Acupuncture for the treatment of hypertension in Vancouver is one type of alternative treatment of this potentially deadly disease. Actually, it is acupuncture that is the most widely used complementary health care treatment utilized to control or lower hypertension.
Acupuncture these days is more a mainstream type of treatment for hypertension than it is an alternative type of treatment. It is a very successful treatment and its success has led a lot of doctors to consider as a part of the regimen of treatment options that patients suffering from hypertension can avail of.
Acupuncture for the treatment of hypertension acupuncture is a drug-free treatment that makes use of the body’s inherent psychological, energetic, and physical abilities. Scientists have stated that acupuncture is a more aggressive type of treatment than lifestyle changes or single- drug therapy.
Acupuncture is based on an old Chinese medical tradition known as Traditional Chinese Medicine (TCM). TCM approaches hypertension in two ways. One way is to resolve the symptoms and the other way is to treat the patient as a whole.
In treating hypertension symptoms, your acupuncturist needs to insert needles into specific acupoints as soon as the diagnosis of hypertension has been determined. These acupoints are stimulated by the needles resulting in the lowering of the patient’s blood pressure.
In several cases, however, the patient’s concrete or pre-existing are not taken into consideration. Acupoints commonly used to treat hypertension include the Lung 11(LU11), Stomach 16 (St16), and Stomach 9 (St9) points.
A diagnosis of hypertension is based on the differentiation of syndromes. The Clinical aspects of each patient are carefully observed. Diagnostic procedures used include the observation of the tongue and sensation of the pulse of the patient. The results of these procedures will help determine the type of treatment plan to be administered.
Acupuncture and TCM usually identifies four main types of syndromes that can cause hypertension:
1. Yin and Yang deficiency syndrome – this syndrome is marked by symptoms that include a weak and tight pulse, tinnitus, pale tongue with a whitish coat, fatigue, palpitations, and vertigo. This is caused by deficiency of both yin and yang in the body.

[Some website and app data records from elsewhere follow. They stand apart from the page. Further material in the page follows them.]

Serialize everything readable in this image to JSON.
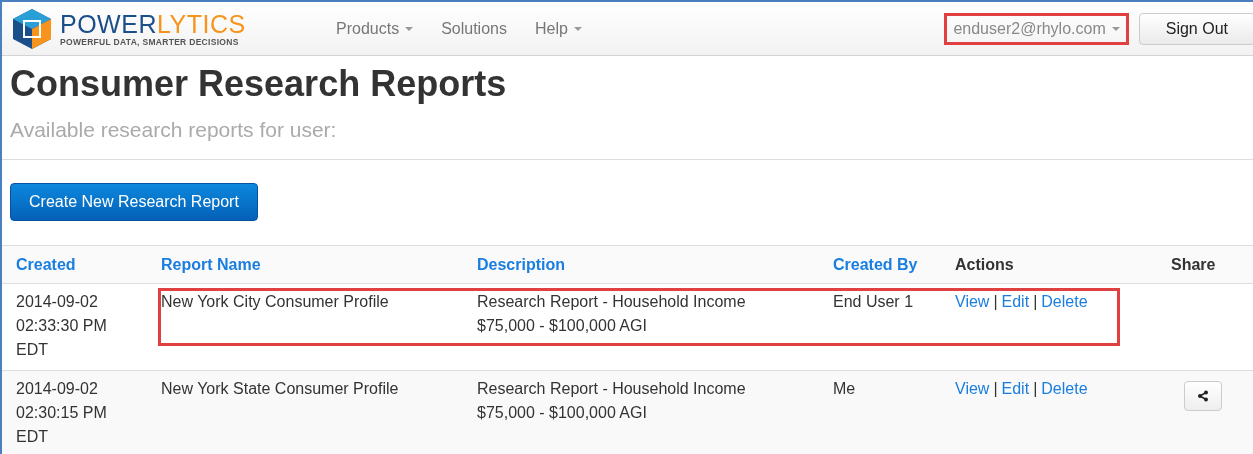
{
  "navbar": {
    "brand": {
      "name_dark": "POWER",
      "name_accent": "LYTICS",
      "tagline": "POWERFUL DATA, SMARTER DECISIONS"
    },
    "menu": [
      {
        "label": "Products",
        "dropdown": true
      },
      {
        "label": "Solutions",
        "dropdown": false
      },
      {
        "label": "Help",
        "dropdown": true
      }
    ],
    "user": {
      "label": "enduser2@rhylo.com",
      "highlighted": true
    },
    "sign_out": "Sign Out"
  },
  "page": {
    "title": "Consumer Research Reports",
    "subtitle": "Available research reports for user:",
    "create_button": "Create New Research Report"
  },
  "table": {
    "columns": [
      {
        "label": "Created",
        "sortable": true
      },
      {
        "label": "Report Name",
        "sortable": true
      },
      {
        "label": "Description",
        "sortable": true
      },
      {
        "label": "Created By",
        "sortable": true
      },
      {
        "label": "Actions",
        "sortable": false
      },
      {
        "label": "Share",
        "sortable": false
      }
    ],
    "rows": [
      {
        "created": [
          "2014-09-02",
          "02:33:30 PM",
          "EDT"
        ],
        "name": "New York City Consumer Profile",
        "description": [
          "Research Report - Household Income",
          "$75,000 - $100,000 AGI"
        ],
        "created_by": "End User 1",
        "actions": [
          "View",
          "Edit",
          "Delete"
        ],
        "separator": "|",
        "share": false,
        "highlighted": true
      },
      {
        "created": [
          "2014-09-02",
          "02:30:15 PM",
          "EDT"
        ],
        "name": "New York State Consumer Profile",
        "description": [
          "Research Report - Household Income",
          "$75,000 - $100,000 AGI"
        ],
        "created_by": "Me",
        "actions": [
          "View",
          "Edit",
          "Delete"
        ],
        "separator": "|",
        "share": true,
        "highlighted": false
      }
    ]
  }
}
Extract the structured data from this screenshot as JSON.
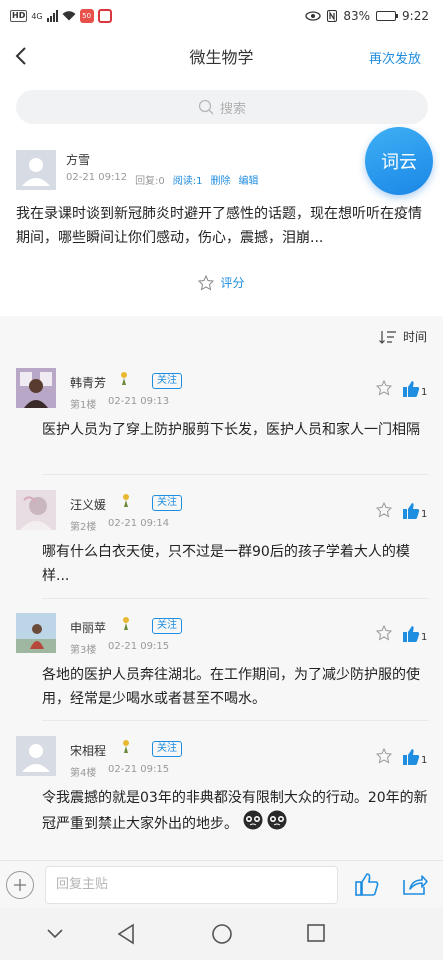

2. Yin deficiency syndrome of the kidney and liver – this syndrome is distinguished by a tight and weak pulse, dry and reddish tongue with minimal coat, insomnia, weakness of the legs and waist, vertigo, and an uncomfortable and dry sensation in the eyes. This syndrome is the result of deficiency in liver and kidney yin.
3. Excessive yang and deficient yin syndrome – this syndrome manifests symptoms that include a fast pulse, palpitations, hot sensations in the soles and palms, dry mouth, vertigo, and headaches. This is caused by deficiency in liver yin and an excessive liver yang.
4. Excessive liver yang syndrome – marked by symptoms of restlessness, a bitter taste in the mouth, flushed eyes and face, headache, and vertigo.